*INSTRUCTIONS TO FOLLOW*
Would you retype every record below exactly as written?

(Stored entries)
--- START ---

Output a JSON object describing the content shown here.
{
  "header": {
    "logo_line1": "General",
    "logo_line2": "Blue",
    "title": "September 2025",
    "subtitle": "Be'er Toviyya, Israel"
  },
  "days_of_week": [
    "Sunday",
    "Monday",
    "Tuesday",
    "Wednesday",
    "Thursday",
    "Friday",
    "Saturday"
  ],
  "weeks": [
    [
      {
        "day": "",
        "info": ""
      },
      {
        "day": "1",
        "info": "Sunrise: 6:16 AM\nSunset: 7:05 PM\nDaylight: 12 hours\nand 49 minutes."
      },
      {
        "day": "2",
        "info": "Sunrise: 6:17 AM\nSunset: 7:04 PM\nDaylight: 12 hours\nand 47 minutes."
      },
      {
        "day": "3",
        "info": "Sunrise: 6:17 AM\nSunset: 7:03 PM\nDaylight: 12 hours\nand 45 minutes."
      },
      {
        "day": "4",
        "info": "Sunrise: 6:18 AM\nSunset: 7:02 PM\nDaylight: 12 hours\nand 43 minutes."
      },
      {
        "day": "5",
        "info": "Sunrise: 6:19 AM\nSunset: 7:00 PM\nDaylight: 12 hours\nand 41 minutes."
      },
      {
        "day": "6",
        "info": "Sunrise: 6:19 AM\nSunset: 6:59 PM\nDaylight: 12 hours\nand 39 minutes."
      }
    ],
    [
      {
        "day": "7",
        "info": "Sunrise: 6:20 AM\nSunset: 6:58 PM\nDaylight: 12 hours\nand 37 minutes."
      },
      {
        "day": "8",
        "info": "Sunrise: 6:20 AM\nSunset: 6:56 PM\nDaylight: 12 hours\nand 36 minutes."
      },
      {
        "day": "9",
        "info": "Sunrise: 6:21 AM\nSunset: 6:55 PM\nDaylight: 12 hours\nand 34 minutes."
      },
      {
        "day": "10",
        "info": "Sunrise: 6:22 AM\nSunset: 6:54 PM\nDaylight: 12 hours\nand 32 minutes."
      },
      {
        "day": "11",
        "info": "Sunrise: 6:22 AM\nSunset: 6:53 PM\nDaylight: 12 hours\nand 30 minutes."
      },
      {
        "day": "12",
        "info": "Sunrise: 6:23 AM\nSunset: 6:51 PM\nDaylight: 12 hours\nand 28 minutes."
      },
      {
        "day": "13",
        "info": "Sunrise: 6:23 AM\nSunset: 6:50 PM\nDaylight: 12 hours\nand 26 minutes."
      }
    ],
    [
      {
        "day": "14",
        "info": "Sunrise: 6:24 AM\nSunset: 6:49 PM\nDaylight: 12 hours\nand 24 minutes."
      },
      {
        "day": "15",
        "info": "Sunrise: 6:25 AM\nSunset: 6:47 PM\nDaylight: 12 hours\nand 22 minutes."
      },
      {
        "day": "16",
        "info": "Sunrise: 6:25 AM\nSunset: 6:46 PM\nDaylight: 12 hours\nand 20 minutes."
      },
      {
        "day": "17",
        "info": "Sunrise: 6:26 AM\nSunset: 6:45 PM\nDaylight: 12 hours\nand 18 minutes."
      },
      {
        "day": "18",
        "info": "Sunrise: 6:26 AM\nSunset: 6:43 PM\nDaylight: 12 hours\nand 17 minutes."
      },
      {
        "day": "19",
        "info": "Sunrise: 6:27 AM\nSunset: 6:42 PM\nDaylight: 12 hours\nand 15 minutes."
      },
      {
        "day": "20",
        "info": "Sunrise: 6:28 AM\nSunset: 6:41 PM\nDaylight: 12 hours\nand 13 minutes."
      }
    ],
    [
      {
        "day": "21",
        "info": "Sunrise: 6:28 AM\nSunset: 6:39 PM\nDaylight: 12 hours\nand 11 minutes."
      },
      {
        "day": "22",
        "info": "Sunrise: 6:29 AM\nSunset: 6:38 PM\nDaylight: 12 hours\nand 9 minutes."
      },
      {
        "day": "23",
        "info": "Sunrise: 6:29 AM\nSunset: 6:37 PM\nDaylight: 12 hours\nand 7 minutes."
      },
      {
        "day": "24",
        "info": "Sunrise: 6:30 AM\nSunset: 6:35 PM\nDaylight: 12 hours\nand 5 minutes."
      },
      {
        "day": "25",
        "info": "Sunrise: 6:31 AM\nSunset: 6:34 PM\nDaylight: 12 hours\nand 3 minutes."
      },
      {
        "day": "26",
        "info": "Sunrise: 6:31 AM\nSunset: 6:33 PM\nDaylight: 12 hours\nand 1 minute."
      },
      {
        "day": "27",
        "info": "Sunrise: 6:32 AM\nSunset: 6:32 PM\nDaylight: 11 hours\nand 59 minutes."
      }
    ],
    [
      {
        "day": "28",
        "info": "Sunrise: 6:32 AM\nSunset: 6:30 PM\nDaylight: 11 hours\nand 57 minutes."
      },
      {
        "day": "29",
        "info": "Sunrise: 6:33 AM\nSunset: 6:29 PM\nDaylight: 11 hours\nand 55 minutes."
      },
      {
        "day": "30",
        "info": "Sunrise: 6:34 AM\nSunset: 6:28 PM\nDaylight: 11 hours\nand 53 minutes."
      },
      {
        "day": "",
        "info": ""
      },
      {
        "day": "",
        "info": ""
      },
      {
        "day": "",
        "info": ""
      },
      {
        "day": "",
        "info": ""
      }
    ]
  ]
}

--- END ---

*ANSWER*
Output a JSON object describing the content shown here.
{
  "header": {
    "logo_line1": "General",
    "logo_line2": "Blue",
    "title": "September 2025",
    "subtitle": "Be'er Toviyya, Israel"
  },
  "days_of_week": [
    "Sunday",
    "Monday",
    "Tuesday",
    "Wednesday",
    "Thursday",
    "Friday",
    "Saturday"
  ],
  "weeks": [
    [
      {
        "day": "",
        "info": ""
      },
      {
        "day": "1",
        "info": "Sunrise: 6:16 AM\nSunset: 7:05 PM\nDaylight: 12 hours\nand 49 minutes."
      },
      {
        "day": "2",
        "info": "Sunrise: 6:17 AM\nSunset: 7:04 PM\nDaylight: 12 hours\nand 47 minutes."
      },
      {
        "day": "3",
        "info": "Sunrise: 6:17 AM\nSunset: 7:03 PM\nDaylight: 12 hours\nand 45 minutes."
      },
      {
        "day": "4",
        "info": "Sunrise: 6:18 AM\nSunset: 7:02 PM\nDaylight: 12 hours\nand 43 minutes."
      },
      {
        "day": "5",
        "info": "Sunrise: 6:19 AM\nSunset: 7:00 PM\nDaylight: 12 hours\nand 41 minutes."
      },
      {
        "day": "6",
        "info": "Sunrise: 6:19 AM\nSunset: 6:59 PM\nDaylight: 12 hours\nand 39 minutes."
      }
    ],
    [
      {
        "day": "7",
        "info": "Sunrise: 6:20 AM\nSunset: 6:58 PM\nDaylight: 12 hours\nand 37 minutes."
      },
      {
        "day": "8",
        "info": "Sunrise: 6:20 AM\nSunset: 6:56 PM\nDaylight: 12 hours\nand 36 minutes."
      },
      {
        "day": "9",
        "info": "Sunrise: 6:21 AM\nSunset: 6:55 PM\nDaylight: 12 hours\nand 34 minutes."
      },
      {
        "day": "10",
        "info": "Sunrise: 6:22 AM\nSunset: 6:54 PM\nDaylight: 12 hours\nand 32 minutes."
      },
      {
        "day": "11",
        "info": "Sunrise: 6:22 AM\nSunset: 6:53 PM\nDaylight: 12 hours\nand 30 minutes."
      },
      {
        "day": "12",
        "info": "Sunrise: 6:23 AM\nSunset: 6:51 PM\nDaylight: 12 hours\nand 28 minutes."
      },
      {
        "day": "13",
        "info": "Sunrise: 6:23 AM\nSunset: 6:50 PM\nDaylight: 12 hours\nand 26 minutes."
      }
    ],
    [
      {
        "day": "14",
        "info": "Sunrise: 6:24 AM\nSunset: 6:49 PM\nDaylight: 12 hours\nand 24 minutes."
      },
      {
        "day": "15",
        "info": "Sunrise: 6:25 AM\nSunset: 6:47 PM\nDaylight: 12 hours\nand 22 minutes."
      },
      {
        "day": "16",
        "info": "Sunrise: 6:25 AM\nSunset: 6:46 PM\nDaylight: 12 hours\nand 20 minutes."
      },
      {
        "day": "17",
        "info": "Sunrise: 6:26 AM\nSunset: 6:45 PM\nDaylight: 12 hours\nand 18 minutes."
      },
      {
        "day": "18",
        "info": "Sunrise: 6:26 AM\nSunset: 6:43 PM\nDaylight: 12 hours\nand 17 minutes."
      },
      {
        "day": "19",
        "info": "Sunrise: 6:27 AM\nSunset: 6:42 PM\nDaylight: 12 hours\nand 15 minutes."
      },
      {
        "day": "20",
        "info": "Sunrise: 6:28 AM\nSunset: 6:41 PM\nDaylight: 12 hours\nand 13 minutes."
      }
    ],
    [
      {
        "day": "21",
        "info": "Sunrise: 6:28 AM\nSunset: 6:39 PM\nDaylight: 12 hours\nand 11 minutes."
      },
      {
        "day": "22",
        "info": "Sunrise: 6:29 AM\nSunset: 6:38 PM\nDaylight: 12 hours\nand 9 minutes."
      },
      {
        "day": "23",
        "info": "Sunrise: 6:29 AM\nSunset: 6:37 PM\nDaylight: 12 hours\nand 7 minutes."
      },
      {
        "day": "24",
        "info": "Sunrise: 6:30 AM\nSunset: 6:35 PM\nDaylight: 12 hours\nand 5 minutes."
      },
      {
        "day": "25",
        "info": "Sunrise: 6:31 AM\nSunset: 6:34 PM\nDaylight: 12 hours\nand 3 minutes."
      },
      {
        "day": "26",
        "info": "Sunrise: 6:31 AM\nSunset: 6:33 PM\nDaylight: 12 hours\nand 1 minute."
      },
      {
        "day": "27",
        "info": "Sunrise: 6:32 AM\nSunset: 6:32 PM\nDaylight: 11 hours\nand 59 minutes."
      }
    ],
    [
      {
        "day": "28",
        "info": "Sunrise: 6:32 AM\nSunset: 6:30 PM\nDaylight: 11 hours\nand 57 minutes."
      },
      {
        "day": "29",
        "info": "Sunrise: 6:33 AM\nSunset: 6:29 PM\nDaylight: 11 hours\nand 55 minutes."
      },
      {
        "day": "30",
        "info": "Sunrise: 6:34 AM\nSunset: 6:28 PM\nDaylight: 11 hours\nand 53 minutes."
      },
      {
        "day": "",
        "info": ""
      },
      {
        "day": "",
        "info": ""
      },
      {
        "day": "",
        "info": ""
      },
      {
        "day": "",
        "info": ""
      }
    ]
  ]
}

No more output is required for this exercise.